When you invest in a Tax-Free Savings Account (TFSA) you can save more and reach your goals faster. For example, if you were to make a $200 TFSA contribution each month for 20 years, you would have contributed a total of $48,000, while also earning $43,116 in tax-free growth. In comparison to a non-registered account where all investment income is taxable, you would save an additional $10,926 by investing in a TFSA.*

TFSA table

*Calculations assume that the annual tax payable on the non-registered savings plan is paid from the account value of the policy. Combined federal and provincial tax savings based on a $200 monthly contribution for 20 years and a 6% rate of return. For non-registered savings, a 20% average tax rate on investment income is assumed based on 40% interest, 30% dividends and 30% capital gains, using a middle-income earning account holder. 

Advantages of a TFSA

Because of the flexibility in a TFSA, most Canadians can benefit from having an account. You can save for anything:

  • Home renovations
  • A vehicle
  • A family trip
  • Emergency savings
  • Retirement

You can use a TFSA as an alternate source of income during retirement. Individuals who expect they will be in an equal or higher tax bracket when they retire often contribute to a TFSA. Unlike an RRSP, a TFSA does not need to be converted to an income product at age 71, which makes it an ideal option for retirees who are looking for a way to save on a tax-free basis throughout their retirement. Additionally, income from a TFSA does not affect your eligibility to receive:

  • Old Age Security (OAS),
  • Guaranteed Income Supplement (GIS),
  • Goods and services tax (GST) credit, or
  • Other income tested benefits and tax credits.

You can withdraw funds from your TFSA in one year and then redeposit the equivalent amount after the following January. For example, if you contributed $2,000 and it grows to $5,000 over time and you decide to withdraw $5,000 in November, you can then increase your allowable contribution room the following January by $5,000. Whatever the amount that you withdraw – whether it is original capital, income or growth – can be put back in at a later time.

The assets in your TFSA are transferable to your spouse upon your death without affecting your spouse’s existing TFSA or contribution allowance. The surviving spouse then has assets that are tax sheltered and those assets will be passed on to their estate or beneficiary, also without being taxed.

If you don’t think your child will pursue a post-secondary education but you want to set aside money for them, a TFSA is good alternative to the Registered Education Savings Plan. What you wouldn’t receive would be the contributions from the government in the form of their Canada Education Savings Grant.

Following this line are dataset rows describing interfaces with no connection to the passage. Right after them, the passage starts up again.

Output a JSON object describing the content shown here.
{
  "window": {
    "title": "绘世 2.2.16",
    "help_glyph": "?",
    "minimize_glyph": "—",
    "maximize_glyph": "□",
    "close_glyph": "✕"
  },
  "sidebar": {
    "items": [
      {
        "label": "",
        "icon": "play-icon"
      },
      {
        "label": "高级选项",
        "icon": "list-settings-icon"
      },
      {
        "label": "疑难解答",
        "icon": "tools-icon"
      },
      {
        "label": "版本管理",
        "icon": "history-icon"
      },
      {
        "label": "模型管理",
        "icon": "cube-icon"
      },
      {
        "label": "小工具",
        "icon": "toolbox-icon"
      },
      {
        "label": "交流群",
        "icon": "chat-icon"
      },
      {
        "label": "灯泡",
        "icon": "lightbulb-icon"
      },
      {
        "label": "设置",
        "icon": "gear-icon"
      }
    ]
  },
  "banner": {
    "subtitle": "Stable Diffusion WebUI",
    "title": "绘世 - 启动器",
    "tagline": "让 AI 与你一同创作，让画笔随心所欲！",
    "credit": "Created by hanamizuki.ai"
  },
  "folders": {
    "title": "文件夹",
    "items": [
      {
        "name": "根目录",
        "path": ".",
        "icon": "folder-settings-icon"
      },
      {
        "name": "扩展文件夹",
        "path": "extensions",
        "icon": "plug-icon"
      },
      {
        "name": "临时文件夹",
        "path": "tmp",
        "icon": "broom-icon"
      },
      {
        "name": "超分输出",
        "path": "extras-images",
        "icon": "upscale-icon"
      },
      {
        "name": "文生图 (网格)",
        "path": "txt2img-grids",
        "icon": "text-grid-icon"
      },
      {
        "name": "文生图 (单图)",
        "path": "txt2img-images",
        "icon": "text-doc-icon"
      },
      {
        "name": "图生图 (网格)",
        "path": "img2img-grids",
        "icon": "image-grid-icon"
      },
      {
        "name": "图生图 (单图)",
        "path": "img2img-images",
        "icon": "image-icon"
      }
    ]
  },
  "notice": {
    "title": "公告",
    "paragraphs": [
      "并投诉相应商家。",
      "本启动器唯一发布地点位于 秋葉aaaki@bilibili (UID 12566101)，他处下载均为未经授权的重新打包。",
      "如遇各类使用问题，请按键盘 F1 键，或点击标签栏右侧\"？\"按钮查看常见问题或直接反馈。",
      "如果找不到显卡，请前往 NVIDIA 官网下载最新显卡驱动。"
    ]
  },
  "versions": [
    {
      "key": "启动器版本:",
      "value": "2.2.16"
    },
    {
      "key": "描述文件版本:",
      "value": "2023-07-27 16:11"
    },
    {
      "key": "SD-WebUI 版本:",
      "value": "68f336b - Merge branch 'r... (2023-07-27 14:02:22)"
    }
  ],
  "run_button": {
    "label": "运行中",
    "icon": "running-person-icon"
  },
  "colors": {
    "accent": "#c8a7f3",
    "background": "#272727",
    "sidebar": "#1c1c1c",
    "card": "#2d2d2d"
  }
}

Talk to your advisor to see if a TFSA can help you achieve your goals.